What to do
What you return must be the full listing, word for word, with no images in it.

Dataset extract

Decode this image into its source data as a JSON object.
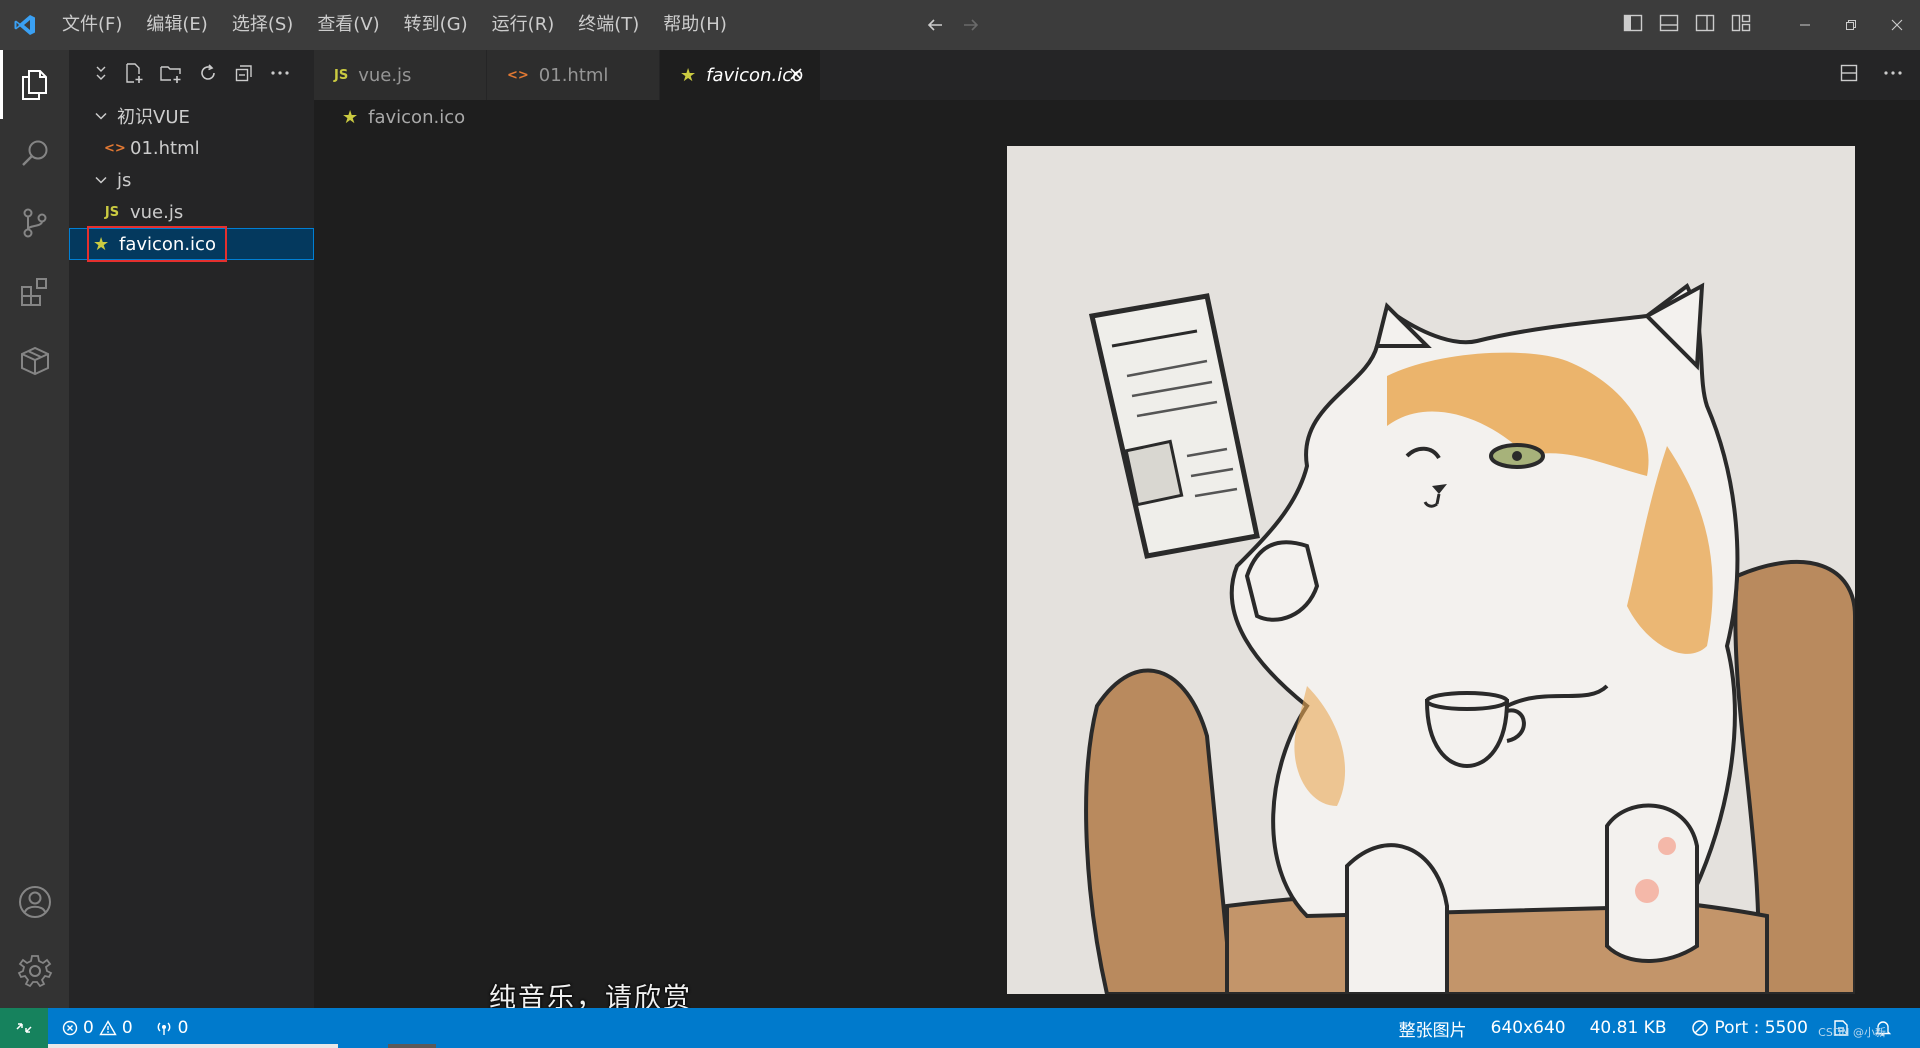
{
  "titlebar": {
    "menus": [
      "文件(F)",
      "编辑(E)",
      "选择(S)",
      "查看(V)",
      "转到(G)",
      "运行(R)",
      "终端(T)",
      "帮助(H)"
    ]
  },
  "activitybar": {
    "items": [
      "explorer-icon",
      "search-icon",
      "source-control-icon",
      "extensions-icon",
      "remote-explorer-icon"
    ],
    "bottom": [
      "accounts-icon",
      "manage-gear-icon"
    ]
  },
  "explorer": {
    "root_folder": "初识VUE",
    "items": [
      {
        "label": "01.html",
        "type": "html",
        "icon_text": "<>"
      },
      {
        "label": "js",
        "type": "folder"
      },
      {
        "label": "vue.js",
        "type": "js",
        "icon_text": "JS"
      },
      {
        "label": "favicon.ico",
        "type": "ico",
        "icon_text": "★",
        "selected": true
      }
    ]
  },
  "tabs": [
    {
      "label": "vue.js",
      "icon_text": "JS"
    },
    {
      "label": "01.html",
      "icon_text": "<>"
    },
    {
      "label": "favicon.ico",
      "icon_text": "★",
      "active": true
    }
  ],
  "breadcrumb": {
    "label": "favicon.ico",
    "icon_text": "★"
  },
  "overlay": {
    "subtitle": "纯音乐，请欣赏"
  },
  "statusbar": {
    "errors": "0",
    "warnings": "0",
    "ports": "0",
    "image_scope": "整张图片",
    "dimensions": "640x640",
    "size": "40.81 KB",
    "live_server": "Port : 5500",
    "watermark": "CSDN @小新"
  },
  "colors": {
    "accent": "#007acc",
    "remote": "#16825d",
    "selection_outline": "#e5302e",
    "js_yellow": "#cbcb41",
    "html_orange": "#e37933"
  }
}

Answer to the exercise
Decode this image into its source data as a JSON object.
{
  "titlebar": {
    "menus": [
      "文件(F)",
      "编辑(E)",
      "选择(S)",
      "查看(V)",
      "转到(G)",
      "运行(R)",
      "终端(T)",
      "帮助(H)"
    ]
  },
  "activitybar": {
    "items": [
      "explorer-icon",
      "search-icon",
      "source-control-icon",
      "extensions-icon",
      "remote-explorer-icon"
    ],
    "bottom": [
      "accounts-icon",
      "manage-gear-icon"
    ]
  },
  "explorer": {
    "root_folder": "初识VUE",
    "items": [
      {
        "label": "01.html",
        "type": "html",
        "icon_text": "<>"
      },
      {
        "label": "js",
        "type": "folder"
      },
      {
        "label": "vue.js",
        "type": "js",
        "icon_text": "JS"
      },
      {
        "label": "favicon.ico",
        "type": "ico",
        "icon_text": "★",
        "selected": true
      }
    ]
  },
  "tabs": [
    {
      "label": "vue.js",
      "icon_text": "JS"
    },
    {
      "label": "01.html",
      "icon_text": "<>"
    },
    {
      "label": "favicon.ico",
      "icon_text": "★",
      "active": true
    }
  ],
  "breadcrumb": {
    "label": "favicon.ico",
    "icon_text": "★"
  },
  "overlay": {
    "subtitle": "纯音乐，请欣赏"
  },
  "statusbar": {
    "errors": "0",
    "warnings": "0",
    "ports": "0",
    "image_scope": "整张图片",
    "dimensions": "640x640",
    "size": "40.81 KB",
    "live_server": "Port : 5500",
    "watermark": "CSDN @小新"
  },
  "colors": {
    "accent": "#007acc",
    "remote": "#16825d",
    "selection_outline": "#e5302e",
    "js_yellow": "#cbcb41",
    "html_orange": "#e37933"
  }
}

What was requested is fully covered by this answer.